**TASK STATEMENT:** Every entry that follows needs to be repeated exactly.

::: THE RECORDS

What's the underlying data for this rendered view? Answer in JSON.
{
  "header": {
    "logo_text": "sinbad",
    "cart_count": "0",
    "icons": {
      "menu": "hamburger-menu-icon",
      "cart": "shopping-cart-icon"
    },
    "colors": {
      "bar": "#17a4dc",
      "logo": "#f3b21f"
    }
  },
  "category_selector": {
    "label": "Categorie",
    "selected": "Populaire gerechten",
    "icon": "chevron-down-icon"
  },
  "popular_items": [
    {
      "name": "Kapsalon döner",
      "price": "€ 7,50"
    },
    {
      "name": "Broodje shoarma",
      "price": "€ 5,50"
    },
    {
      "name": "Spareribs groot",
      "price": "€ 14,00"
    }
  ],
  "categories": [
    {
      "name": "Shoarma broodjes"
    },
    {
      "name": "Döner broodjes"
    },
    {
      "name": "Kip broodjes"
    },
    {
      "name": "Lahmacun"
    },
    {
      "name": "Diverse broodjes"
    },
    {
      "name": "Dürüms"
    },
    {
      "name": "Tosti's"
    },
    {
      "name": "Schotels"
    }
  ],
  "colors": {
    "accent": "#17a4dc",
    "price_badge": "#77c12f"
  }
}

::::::

**ANSWER TO THIS PROBLEM:**
What's the underlying data for this rendered view? Answer in JSON.
{
  "header": {
    "logo_text": "sinbad",
    "cart_count": "0",
    "icons": {
      "menu": "hamburger-menu-icon",
      "cart": "shopping-cart-icon"
    },
    "colors": {
      "bar": "#17a4dc",
      "logo": "#f3b21f"
    }
  },
  "category_selector": {
    "label": "Categorie",
    "selected": "Populaire gerechten",
    "icon": "chevron-down-icon"
  },
  "popular_items": [
    {
      "name": "Kapsalon döner",
      "price": "€ 7,50"
    },
    {
      "name": "Broodje shoarma",
      "price": "€ 5,50"
    },
    {
      "name": "Spareribs groot",
      "price": "€ 14,00"
    }
  ],
  "categories": [
    {
      "name": "Shoarma broodjes"
    },
    {
      "name": "Döner broodjes"
    },
    {
      "name": "Kip broodjes"
    },
    {
      "name": "Lahmacun"
    },
    {
      "name": "Diverse broodjes"
    },
    {
      "name": "Dürüms"
    },
    {
      "name": "Tosti's"
    },
    {
      "name": "Schotels"
    }
  ],
  "colors": {
    "accent": "#17a4dc",
    "price_badge": "#77c12f"
  }
}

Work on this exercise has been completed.